# [PROVIDED INFORMATION]
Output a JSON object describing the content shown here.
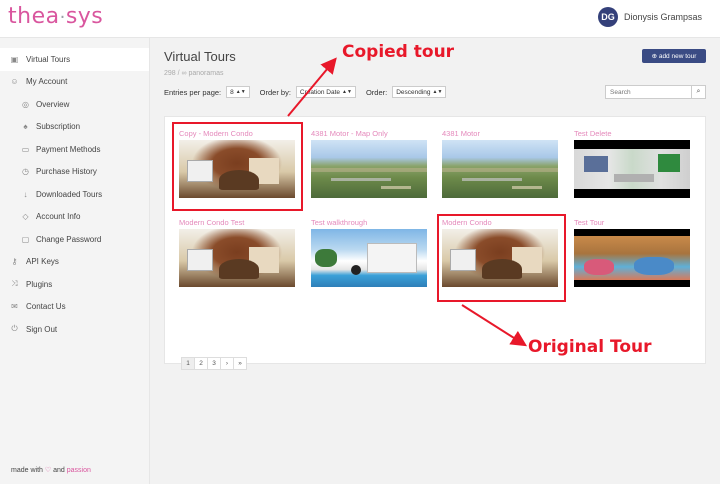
{
  "app": {
    "logo": "thea",
    "logo_dot": "·",
    "logo_tail": "sys"
  },
  "user": {
    "initials": "DG",
    "name": "Dionysis Grampsas"
  },
  "sidebar": {
    "items": [
      {
        "label": "Virtual Tours",
        "icon": "map-icon",
        "icon_glyph": "▣",
        "level": "top",
        "active": true
      },
      {
        "label": "My Account",
        "icon": "user-icon",
        "icon_glyph": "☺",
        "level": "top"
      },
      {
        "label": "Overview",
        "icon": "eye-icon",
        "icon_glyph": "◎",
        "level": "sub"
      },
      {
        "label": "Subscription",
        "icon": "trophy-icon",
        "icon_glyph": "♠",
        "level": "sub"
      },
      {
        "label": "Payment Methods",
        "icon": "credit-card-icon",
        "icon_glyph": "▭",
        "level": "sub"
      },
      {
        "label": "Purchase History",
        "icon": "history-icon",
        "icon_glyph": "◷",
        "level": "sub"
      },
      {
        "label": "Downloaded Tours",
        "icon": "download-icon",
        "icon_glyph": "↓",
        "level": "sub"
      },
      {
        "label": "Account Info",
        "icon": "tag-icon",
        "icon_glyph": "◇",
        "level": "sub"
      },
      {
        "label": "Change Password",
        "icon": "lock-icon",
        "icon_glyph": "▢",
        "level": "sub"
      },
      {
        "label": "API Keys",
        "icon": "key-icon",
        "icon_glyph": "⚷",
        "level": "top"
      },
      {
        "label": "Plugins",
        "icon": "shuffle-icon",
        "icon_glyph": "⤨",
        "level": "top"
      },
      {
        "label": "Contact Us",
        "icon": "mail-icon",
        "icon_glyph": "✉",
        "level": "top"
      },
      {
        "label": "Sign Out",
        "icon": "power-icon",
        "icon_glyph": "⏻",
        "level": "top"
      }
    ],
    "footer": {
      "prefix": "made with",
      "heart": "♡",
      "and": "and",
      "passion": "passion"
    }
  },
  "main": {
    "title": "Virtual Tours",
    "count": "298 / ∞ panoramas",
    "add_button": "⊕  add new tour",
    "entries_label": "Entries per page:",
    "entries_value": "8",
    "order_by_label": "Order by:",
    "order_by_value": "Creation Date",
    "order_label": "Order:",
    "order_value": "Descending",
    "search_placeholder": "Search",
    "search_icon_glyph": "⌕"
  },
  "tours": [
    {
      "name": "Copy - Modern Condo",
      "thumb": "condo"
    },
    {
      "name": "4381 Motor - Map Only",
      "thumb": "aerial"
    },
    {
      "name": "4381 Motor",
      "thumb": "aerial"
    },
    {
      "name": "Test Delete",
      "thumb": "store"
    },
    {
      "name": "Modern Condo Test",
      "thumb": "condo"
    },
    {
      "name": "Test walkthrough",
      "thumb": "pool"
    },
    {
      "name": "Modern Condo",
      "thumb": "condo"
    },
    {
      "name": "Test Tour",
      "thumb": "crowd"
    }
  ],
  "pagination": [
    "1",
    "2",
    "3",
    "›",
    "»"
  ],
  "annotations": {
    "copied": "Copied tour",
    "original": "Original Tour",
    "color": "#e8182a"
  },
  "colors": {
    "brand": "#d9569e",
    "accent": "#3a4b84"
  }
}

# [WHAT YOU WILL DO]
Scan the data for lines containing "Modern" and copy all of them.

# [SOLUTION]
      "name": "Copy - Modern Condo",
      "name": "Modern Condo Test",
      "name": "Modern Condo",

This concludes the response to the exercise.